also arranged for the staff and financing. After 6 months, the ISG made its report. They were honest, they realized what all of us know, there is no
good way out of this quagmire.
This is somewhat reminiscent of Chandler Harris’ folk story, Tar Baby, and Bush43 is Br’er Rabbit. But in the story, Br’er Rabbit got away from
the fox, running off into the briar patch. Bush43 will not get away from Iraq. He is already in the briar patch.
The ISG laid out a plan, 3 major points and 76 other recommendations. The Report got a lot of generally favorable or just plainly resigned commentary.
It was designed to give President Bush a way out of Iraq. Cover. The Dems would have to “share blame” for getting out. A lesson how to make a silk
purse out of a sow’s ear. But for reasons best known to Bush43, he rejected that golden parachute out of hand.
Instead with deliberate and calculated hubris, he opted to raise the ante, as if we’re in a poker game. 21,000 more solders to Iraq, despite serious
doubts expressed by many generals, both active and retired. It is not so much IF it works - the escalation - as it is CAN it work? And if it does work
by our standards, what will we have to show for it? And if it does not work, what do we say to the loved ones of those who will surely die in Iraq
except, “sorry about that.”
Foot Note 1. Lewis “Scooter” Libby was the Chief of Staff for VP Cheney. Libby was also legally designated an Assistant to the President.

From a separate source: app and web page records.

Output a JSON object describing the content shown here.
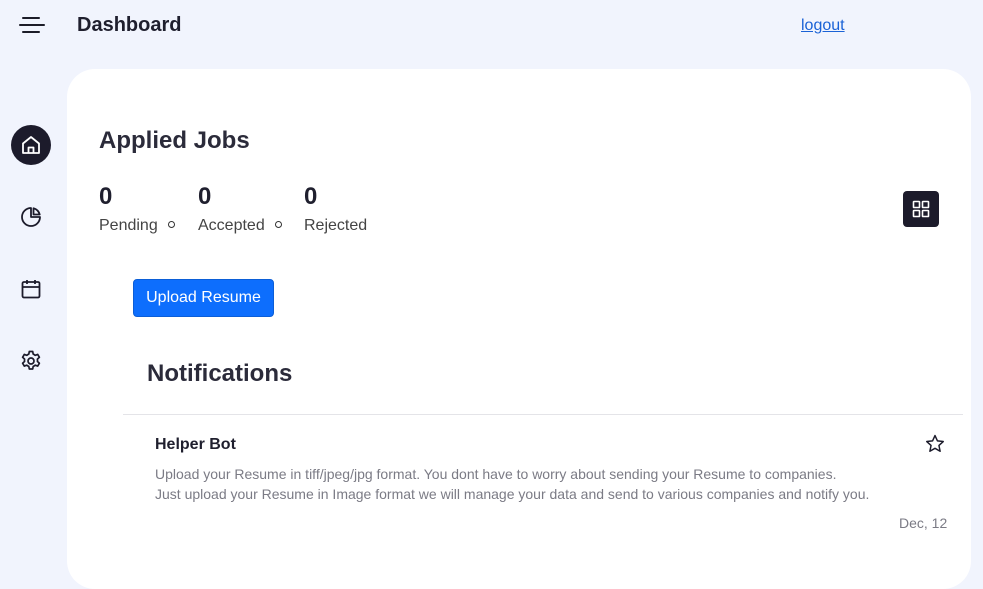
{
  "header": {
    "title": "Dashboard",
    "logout_label": "logout"
  },
  "sidebar": {
    "items": [
      {
        "icon": "home-icon",
        "active": true
      },
      {
        "icon": "pie-chart-icon",
        "active": false
      },
      {
        "icon": "calendar-icon",
        "active": false
      },
      {
        "icon": "gear-icon",
        "active": false
      }
    ]
  },
  "applied_jobs": {
    "title": "Applied Jobs",
    "stats": [
      {
        "value": "0",
        "label": "Pending"
      },
      {
        "value": "0",
        "label": "Accepted"
      },
      {
        "value": "0",
        "label": "Rejected"
      }
    ],
    "view_toggle_icon": "grid-icon"
  },
  "upload_label": "Upload Resume",
  "notifications": {
    "title": "Notifications",
    "items": [
      {
        "sender": "Helper Bot",
        "line1": "Upload your Resume in tiff/jpeg/jpg format. You dont have to worry about sending your Resume to companies.",
        "line2": "Just upload your Resume in Image format we will manage your data and send to various companies and notify you.",
        "date": "Dec, 12",
        "icon": "star-icon"
      }
    ]
  },
  "colors": {
    "background": "#f1f4fd",
    "dark": "#1c1b2b",
    "primary": "#0d6efd",
    "link": "#1a62d6"
  }
}
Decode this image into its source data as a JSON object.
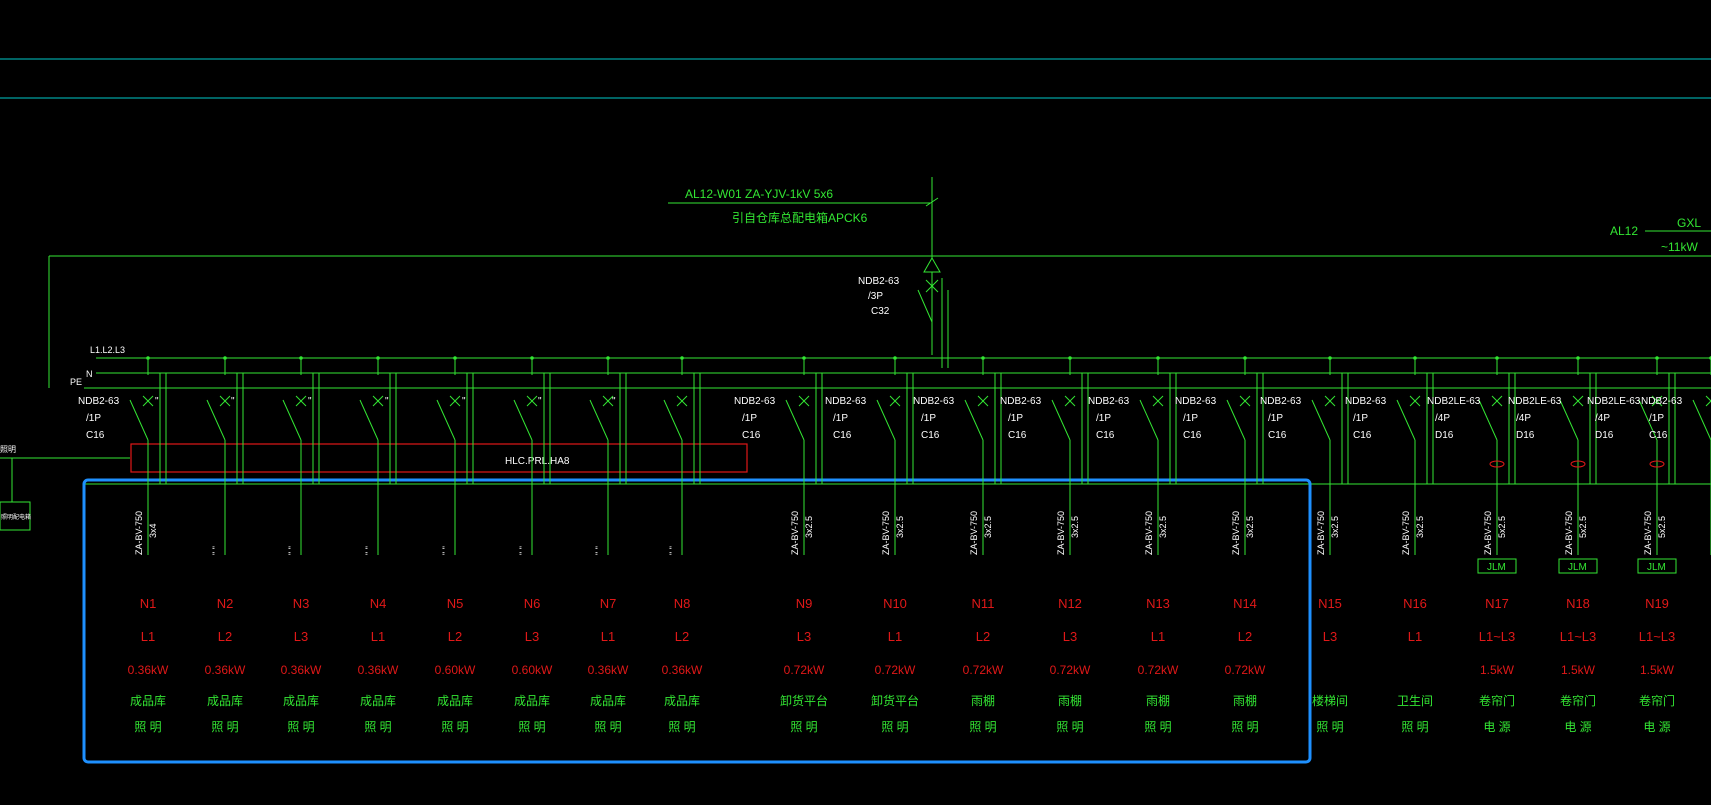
{
  "incoming": {
    "cable": "AL12-W01  ZA-YJV-1kV 5x6",
    "from": "引自仓库总配电箱APCK6"
  },
  "main_breaker": [
    "NDB2-63",
    "/3P",
    "C32"
  ],
  "right_panel": {
    "name": "AL12",
    "type": "GXL",
    "power": "~11kW"
  },
  "bus_labels": {
    "phases": "L1.L2.L3",
    "neutral": "N",
    "pe": "PE"
  },
  "left_stub_label": "照明",
  "left_box_label": "照明配电箱",
  "controller_label": "HLC.PRL.HA8",
  "circuits": [
    {
      "id": "N1",
      "phase": "L1",
      "power": "0.36kW",
      "name": "成品库",
      "use": "照 明",
      "breaker": [
        "NDB2-63",
        "/1P",
        "C16"
      ],
      "cable": [
        "ZA-BV-750",
        "3x4"
      ]
    },
    {
      "id": "N2",
      "phase": "L2",
      "power": "0.36kW",
      "name": "成品库",
      "use": "照 明",
      "breaker": [
        "\""
      ],
      "cable": [
        "\"  \""
      ]
    },
    {
      "id": "N3",
      "phase": "L3",
      "power": "0.36kW",
      "name": "成品库",
      "use": "照 明",
      "breaker": [
        "\""
      ],
      "cable": [
        "\"  \""
      ]
    },
    {
      "id": "N4",
      "phase": "L1",
      "power": "0.36kW",
      "name": "成品库",
      "use": "照 明",
      "breaker": [
        "\""
      ],
      "cable": [
        "\"  \""
      ]
    },
    {
      "id": "N5",
      "phase": "L2",
      "power": "0.60kW",
      "name": "成品库",
      "use": "照 明",
      "breaker": [
        "\""
      ],
      "cable": [
        "\"  \""
      ]
    },
    {
      "id": "N6",
      "phase": "L3",
      "power": "0.60kW",
      "name": "成品库",
      "use": "照 明",
      "breaker": [
        "\""
      ],
      "cable": [
        "\"  \""
      ]
    },
    {
      "id": "N7",
      "phase": "L1",
      "power": "0.36kW",
      "name": "成品库",
      "use": "照 明",
      "breaker": [
        "\""
      ],
      "cable": [
        "\"  \""
      ]
    },
    {
      "id": "N8",
      "phase": "L2",
      "power": "0.36kW",
      "name": "成品库",
      "use": "照 明",
      "breaker": [
        "\""
      ],
      "cable": [
        "\"  \""
      ]
    },
    {
      "id": "N9",
      "phase": "L3",
      "power": "0.72kW",
      "name": "卸货平台",
      "use": "照 明",
      "breaker": [
        "NDB2-63",
        "/1P",
        "C16"
      ],
      "cable": [
        "ZA-BV-750",
        "3x2.5"
      ]
    },
    {
      "id": "N10",
      "phase": "L1",
      "power": "0.72kW",
      "name": "卸货平台",
      "use": "照 明",
      "breaker": [
        "NDB2-63",
        "/1P",
        "C16"
      ],
      "cable": [
        "ZA-BV-750",
        "3x2.5"
      ]
    },
    {
      "id": "N11",
      "phase": "L2",
      "power": "0.72kW",
      "name": "雨棚",
      "use": "照 明",
      "breaker": [
        "NDB2-63",
        "/1P",
        "C16"
      ],
      "cable": [
        "ZA-BV-750",
        "3x2.5"
      ]
    },
    {
      "id": "N12",
      "phase": "L3",
      "power": "0.72kW",
      "name": "雨棚",
      "use": "照 明",
      "breaker": [
        "NDB2-63",
        "/1P",
        "C16"
      ],
      "cable": [
        "ZA-BV-750",
        "3x2.5"
      ]
    },
    {
      "id": "N13",
      "phase": "L1",
      "power": "0.72kW",
      "name": "雨棚",
      "use": "照 明",
      "breaker": [
        "NDB2-63",
        "/1P",
        "C16"
      ],
      "cable": [
        "ZA-BV-750",
        "3x2.5"
      ]
    },
    {
      "id": "N14",
      "phase": "L2",
      "power": "0.72kW",
      "name": "雨棚",
      "use": "照 明",
      "breaker": [
        "NDB2-63",
        "/1P",
        "C16"
      ],
      "cable": [
        "ZA-BV-750",
        "3x2.5"
      ]
    },
    {
      "id": "N15",
      "phase": "L3",
      "power": "",
      "name": "楼梯间",
      "use": "照 明",
      "breaker": [
        "NDB2-63",
        "/1P",
        "C16"
      ],
      "cable": [
        "ZA-BV-750",
        "3x2.5"
      ]
    },
    {
      "id": "N16",
      "phase": "L1",
      "power": "",
      "name": "卫生间",
      "use": "照 明",
      "breaker": [
        "NDB2-63",
        "/1P",
        "C16"
      ],
      "cable": [
        "ZA-BV-750",
        "3x2.5"
      ]
    },
    {
      "id": "N17",
      "phase": "L1~L3",
      "power": "1.5kW",
      "name": "卷帘门",
      "use": "电 源",
      "breaker": [
        "NDB2LE-63",
        "/4P",
        "D16"
      ],
      "cable": [
        "ZA-BV-750",
        "5x2.5"
      ],
      "box": "JLM"
    },
    {
      "id": "N18",
      "phase": "L1~L3",
      "power": "1.5kW",
      "name": "卷帘门",
      "use": "电 源",
      "breaker": [
        "NDB2LE-63",
        "/4P",
        "D16"
      ],
      "cable": [
        "ZA-BV-750",
        "5x2.5"
      ],
      "box": "JLM"
    },
    {
      "id": "N19",
      "phase": "L1~L3",
      "power": "1.5kW",
      "name": "卷帘门",
      "use": "电 源",
      "breaker": [
        "NDB2LE-63",
        "/4P",
        "D16"
      ],
      "cable": [
        "ZA-BV-750",
        "5x2.5"
      ],
      "box": "JLM"
    },
    {
      "id": "",
      "phase": "",
      "power": "",
      "name": "",
      "use": "",
      "breaker": [
        "NDB2-63",
        "/1P",
        "C16"
      ],
      "cable": []
    }
  ],
  "colors": {
    "background": "#000000",
    "line": "#33e633",
    "text": "#ffffff",
    "label": "#e01818",
    "guide": "#00c8c8",
    "selection": "#1e90ff"
  }
}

At least two benefits of such designation include a higher salary and a daily limo ride to and from work. A few days after the Novak article, someone
realized it was a violation of the law to knowingly “out” a secret CIA agent. That law carried criminal penalties. The Bush Administration is the
closest controlled administration ever in Washington. Leak-proof.
The Attorney General designated Chicago’s US Attorney Patrick Fitzgerald to head the investigation. Noted for his dogged thoroughness in the
performance of his job, Fitzgerald seated a Grand Jury to hear evidence as it was developed. I have not seen speculation who the Bush insiders thought
they were going to catch, but it surely was not Scooter Libby. It soon became talk of the town that the leak must have come from Karl Rove, Bush’s
#1 political adviser and the reputed genius who energized the ‘Born Agains’ to win for Bush the Republican nomination in 2000. Not known for his
scruples, it seemed logical Rove was Novak’s source. A pay back to Joe Wilson and not to be lost on others of like mind. Karl Rove admitted to
Fitzgerald’s investigators that he knew about Plame but denied telling anyone before Novak’s story. Novak finally revealed his source was
To make a long story short, Libby had testified under oath before the Grand Jury that he did not know Valerie Plame was a CIA agent in the July, 2003,
time frame. He asserted he had learned of her status in the same Novak article that most of us first heard it. Later, Fitzgerald learned from the
real source, then Deputy Sec of State Richard Armitage, that he had disclosed the fact to Libby prior to critical July 6, 2003 publication date of
Novak’s story. Libby was indicted, not for outing Plame, but for lying to the Grand Jury. A federal crime punishable with up to 3 years in prison
plus a hefty fine. If Libby had said, “I plead the 5th Amendment,” or if he had said, “I cannot remember” when I learned of her status. But
he was dead ceratin he did not know. Fitzgerald played the Grand Jury tape of Libby;s denial in the opening statement to the jury.
Foot Note 2. Valerie Plame b. 1963 in Anchorage, was outed as a secret CIA agent by columnist Robert Novak on July 13, 2003, following a July 6
Op-Ed in the NYTimes by her husband and former Ambassador Joe Wilson, highly critical of one central reason offered by President Bush for taking war
to Iraq. The US claimed Iraq was buying refined uranium - yellow cake - from Niger as part of a bomb making program. The IAEA rejected the claim when
it found the papers referred to by Secretary Powell were forgeries. Powell relied on those papers in his February speech before the United Nations.
[Powell has since apologized to the American people for that speech.] Valerie’s legal name is Valerie P. Wilson and she goes by that name.
[edit on 1/24/2007 by donwhite]